→ **Entries supplied**:
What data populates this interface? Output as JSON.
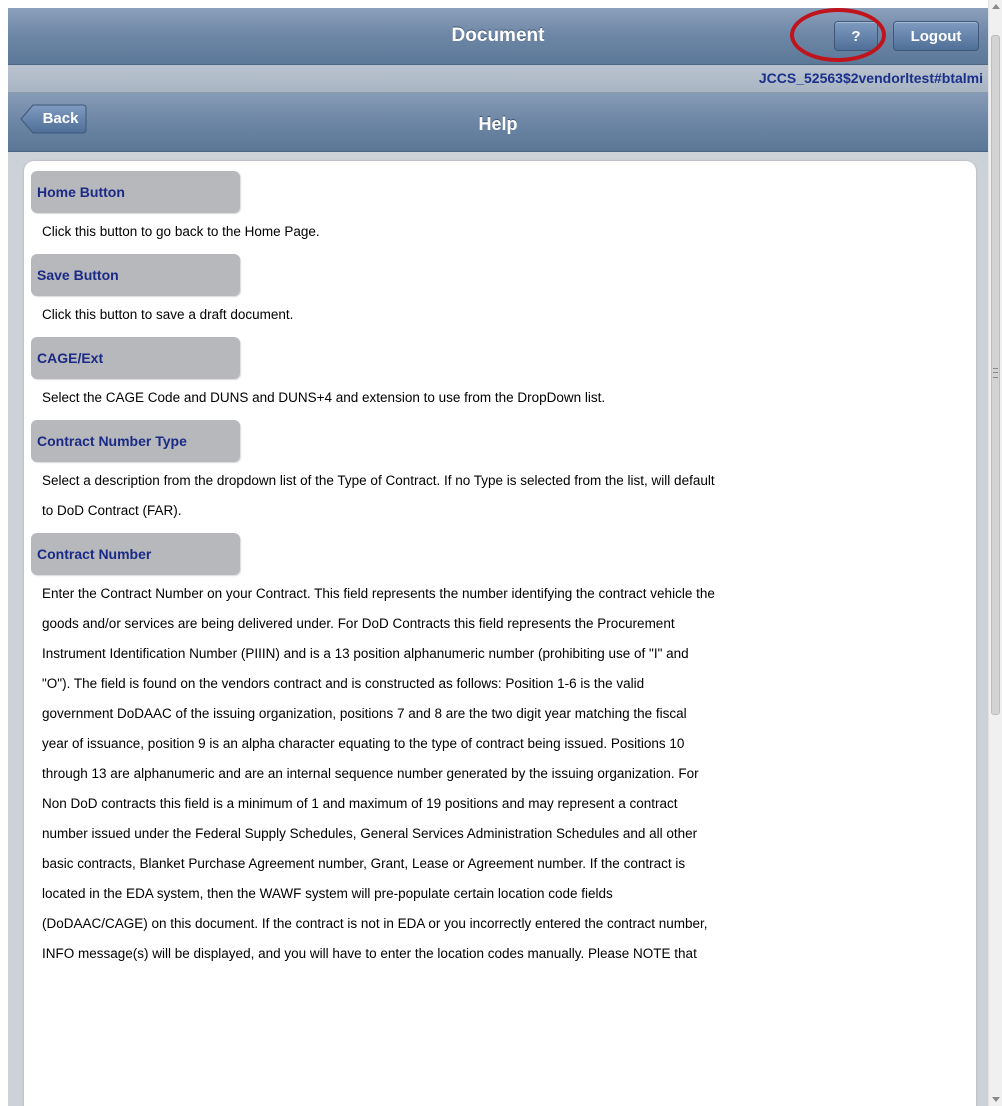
{
  "header": {
    "title": "Document",
    "help_label": "?",
    "logout_label": "Logout"
  },
  "user_bar": {
    "user_id": "JCCS_52563$2vendorltest#btalmi"
  },
  "nav": {
    "back_label": "Back",
    "title": "Help"
  },
  "sections": [
    {
      "heading": "Home Button",
      "body": [
        "Click this button to go back to the Home Page."
      ]
    },
    {
      "heading": "Save Button",
      "body": [
        "Click this button to save a draft document."
      ]
    },
    {
      "heading": "CAGE/Ext",
      "body": [
        "Select the CAGE Code and DUNS and DUNS+4 and extension to use from the DropDown list."
      ]
    },
    {
      "heading": "Contract Number Type",
      "body": [
        "Select a description from the dropdown list of the Type of Contract. If no Type is selected from the list, will default",
        "to DoD Contract (FAR)."
      ]
    },
    {
      "heading": "Contract Number",
      "body": [
        "Enter the Contract Number on your Contract. This field represents the number identifying the contract vehicle the",
        "goods and/or services are being delivered under. For DoD Contracts this field represents the Procurement",
        "Instrument Identification Number (PIIIN) and is a 13 position alphanumeric number (prohibiting use of \"I\" and",
        "\"O\"). The field is found on the vendors contract and is constructed as follows: Position 1-6 is the valid",
        "government DoDAAC of the issuing organization, positions 7 and 8 are the two digit year matching the fiscal",
        "year of issuance, position 9 is an alpha character equating to the type of contract being issued. Positions 10",
        "through 13 are alphanumeric and are an internal sequence number generated by the issuing organization. For",
        "Non DoD contracts this field is a minimum of 1 and maximum of 19 positions and may represent a contract",
        "number issued under the Federal Supply Schedules, General Services Administration Schedules and all other",
        "basic contracts, Blanket Purchase Agreement number, Grant, Lease or Agreement number. If the contract is",
        "located in the EDA system, then the WAWF system will pre-populate certain location code fields",
        "(DoDAAC/CAGE) on this document. If the contract is not in EDA or you incorrectly entered the contract number,",
        "INFO message(s) will be displayed, and you will have to enter the location codes manually. Please NOTE that"
      ]
    }
  ],
  "colors": {
    "highlight_circle": "#c0141c",
    "section_heading_text": "#1a2a86",
    "header_gradient_top": "#8ba0bb",
    "header_gradient_bottom": "#5c7898"
  }
}
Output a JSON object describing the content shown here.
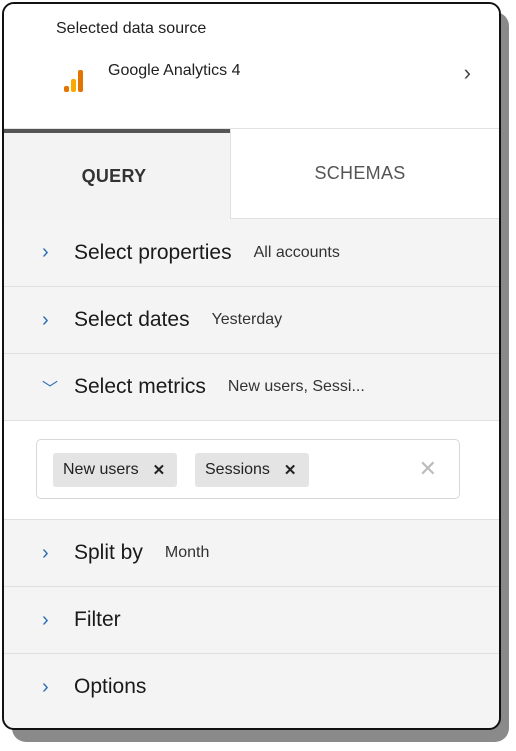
{
  "source": {
    "label": "Selected data source",
    "name": "Google Analytics 4",
    "icon": "google-analytics-icon",
    "chevron": "›"
  },
  "tabs": [
    {
      "label": "QUERY",
      "active": true
    },
    {
      "label": "SCHEMAS",
      "active": false
    }
  ],
  "rows": {
    "properties": {
      "title": "Select properties",
      "value": "All accounts"
    },
    "dates": {
      "title": "Select dates",
      "value": "Yesterday"
    },
    "metrics": {
      "title": "Select metrics",
      "value": "New users, Sessi..."
    },
    "split": {
      "title": "Split by",
      "value": "Month"
    },
    "filter": {
      "title": "Filter"
    },
    "options": {
      "title": "Options"
    }
  },
  "metrics": {
    "chips": [
      {
        "label": "New users",
        "remove": "✕"
      },
      {
        "label": "Sessions",
        "remove": "✕"
      }
    ],
    "clear": "✕"
  },
  "colors": {
    "chevron": "#2b6cb0",
    "ga_orange_dark": "#e37400",
    "ga_orange_light": "#f9ab00"
  }
}
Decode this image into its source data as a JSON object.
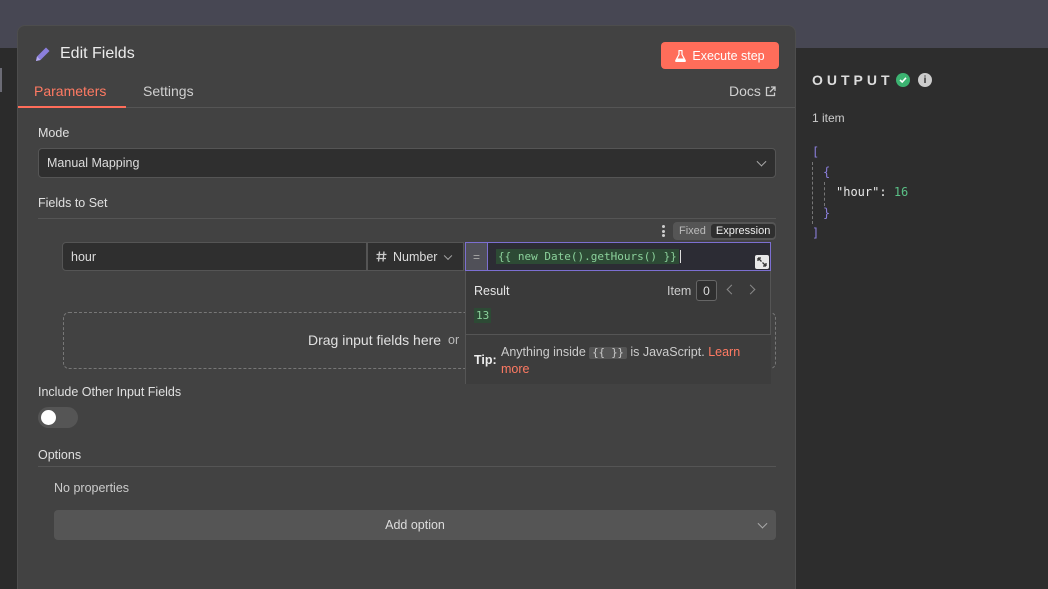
{
  "header": {
    "title": "Edit Fields",
    "execute_label": "Execute step",
    "tabs": {
      "parameters": "Parameters",
      "settings": "Settings"
    },
    "docs_label": "Docs"
  },
  "mode": {
    "label": "Mode",
    "value": "Manual Mapping"
  },
  "fields": {
    "label": "Fields to Set",
    "toggle_fixed": "Fixed",
    "toggle_expression": "Expression",
    "row": {
      "name": "hour",
      "type": "Number",
      "expression": "{{ new Date().getHours() }}"
    },
    "drop_text": "Drag input fields here",
    "drop_or": "or"
  },
  "popover": {
    "result_label": "Result",
    "item_label": "Item",
    "item_index": "0",
    "result_value": "13",
    "tip_label": "Tip:",
    "tip_prefix": "Anything inside",
    "tip_code": "{{ }}",
    "tip_suffix": "is JavaScript.",
    "tip_link": "Learn more"
  },
  "include_other": {
    "label": "Include Other Input Fields",
    "enabled": false
  },
  "options": {
    "label": "Options",
    "empty_text": "No properties",
    "add_label": "Add option"
  },
  "output": {
    "title": "OUTPUT",
    "count": "1 item",
    "json": {
      "open_bracket": "[",
      "open_brace": "{",
      "key": "\"hour\":",
      "value": "16",
      "close_brace": "}",
      "close_bracket": "]"
    }
  },
  "colors": {
    "accent": "#ff6d5a",
    "expression_border": "#7c6fd1",
    "success": "#3cb371"
  },
  "icons": [
    "pencil-icon",
    "flask-icon",
    "external-link-icon",
    "hash-icon",
    "kebab-icon",
    "expand-icon",
    "check-circle-icon",
    "info-icon"
  ]
}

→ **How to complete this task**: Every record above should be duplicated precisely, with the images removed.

→ **Expected answer**:
What data populates this interface? Output as JSON.
{
  "header": {
    "title": "Document",
    "help_label": "?",
    "logout_label": "Logout"
  },
  "user_bar": {
    "user_id": "JCCS_52563$2vendorltest#btalmi"
  },
  "nav": {
    "back_label": "Back",
    "title": "Help"
  },
  "sections": [
    {
      "heading": "Home Button",
      "body": [
        "Click this button to go back to the Home Page."
      ]
    },
    {
      "heading": "Save Button",
      "body": [
        "Click this button to save a draft document."
      ]
    },
    {
      "heading": "CAGE/Ext",
      "body": [
        "Select the CAGE Code and DUNS and DUNS+4 and extension to use from the DropDown list."
      ]
    },
    {
      "heading": "Contract Number Type",
      "body": [
        "Select a description from the dropdown list of the Type of Contract. If no Type is selected from the list, will default",
        "to DoD Contract (FAR)."
      ]
    },
    {
      "heading": "Contract Number",
      "body": [
        "Enter the Contract Number on your Contract. This field represents the number identifying the contract vehicle the",
        "goods and/or services are being delivered under. For DoD Contracts this field represents the Procurement",
        "Instrument Identification Number (PIIIN) and is a 13 position alphanumeric number (prohibiting use of \"I\" and",
        "\"O\"). The field is found on the vendors contract and is constructed as follows: Position 1-6 is the valid",
        "government DoDAAC of the issuing organization, positions 7 and 8 are the two digit year matching the fiscal",
        "year of issuance, position 9 is an alpha character equating to the type of contract being issued. Positions 10",
        "through 13 are alphanumeric and are an internal sequence number generated by the issuing organization. For",
        "Non DoD contracts this field is a minimum of 1 and maximum of 19 positions and may represent a contract",
        "number issued under the Federal Supply Schedules, General Services Administration Schedules and all other",
        "basic contracts, Blanket Purchase Agreement number, Grant, Lease or Agreement number. If the contract is",
        "located in the EDA system, then the WAWF system will pre-populate certain location code fields",
        "(DoDAAC/CAGE) on this document. If the contract is not in EDA or you incorrectly entered the contract number,",
        "INFO message(s) will be displayed, and you will have to enter the location codes manually. Please NOTE that"
      ]
    }
  ],
  "colors": {
    "highlight_circle": "#c0141c",
    "section_heading_text": "#1a2a86",
    "header_gradient_top": "#8ba0bb",
    "header_gradient_bottom": "#5c7898"
  }
}
Output a JSON object describing the content shown here.
{
  "source": {
    "label": "Selected data source",
    "name": "Google Analytics 4",
    "icon": "google-analytics-icon",
    "chevron": "›"
  },
  "tabs": [
    {
      "label": "QUERY",
      "active": true
    },
    {
      "label": "SCHEMAS",
      "active": false
    }
  ],
  "rows": {
    "properties": {
      "title": "Select properties",
      "value": "All accounts"
    },
    "dates": {
      "title": "Select dates",
      "value": "Yesterday"
    },
    "metrics": {
      "title": "Select metrics",
      "value": "New users, Sessi..."
    },
    "split": {
      "title": "Split by",
      "value": "Month"
    },
    "filter": {
      "title": "Filter"
    },
    "options": {
      "title": "Options"
    }
  },
  "metrics": {
    "chips": [
      {
        "label": "New users",
        "remove": "✕"
      },
      {
        "label": "Sessions",
        "remove": "✕"
      }
    ],
    "clear": "✕"
  },
  "colors": {
    "chevron": "#2b6cb0",
    "ga_orange_dark": "#e37400",
    "ga_orange_light": "#f9ab00"
  }
}
Decode this image into its source data as a JSON object.
{
  "header": {
    "title": "Edit Fields",
    "execute_label": "Execute step",
    "tabs": {
      "parameters": "Parameters",
      "settings": "Settings"
    },
    "docs_label": "Docs"
  },
  "mode": {
    "label": "Mode",
    "value": "Manual Mapping"
  },
  "fields": {
    "label": "Fields to Set",
    "toggle_fixed": "Fixed",
    "toggle_expression": "Expression",
    "row": {
      "name": "hour",
      "type": "Number",
      "expression": "{{ new Date().getHours() }}"
    },
    "drop_text": "Drag input fields here",
    "drop_or": "or"
  },
  "popover": {
    "result_label": "Result",
    "item_label": "Item",
    "item_index": "0",
    "result_value": "13",
    "tip_label": "Tip:",
    "tip_prefix": "Anything inside",
    "tip_code": "{{ }}",
    "tip_suffix": "is JavaScript.",
    "tip_link": "Learn more"
  },
  "include_other": {
    "label": "Include Other Input Fields",
    "enabled": false
  },
  "options": {
    "label": "Options",
    "empty_text": "No properties",
    "add_label": "Add option"
  },
  "output": {
    "title": "OUTPUT",
    "count": "1 item",
    "json": {
      "open_bracket": "[",
      "open_brace": "{",
      "key": "\"hour\":",
      "value": "16",
      "close_brace": "}",
      "close_bracket": "]"
    }
  },
  "colors": {
    "accent": "#ff6d5a",
    "expression_border": "#7c6fd1",
    "success": "#3cb371"
  },
  "icons": [
    "pencil-icon",
    "flask-icon",
    "external-link-icon",
    "hash-icon",
    "kebab-icon",
    "expand-icon",
    "check-circle-icon",
    "info-icon"
  ]
}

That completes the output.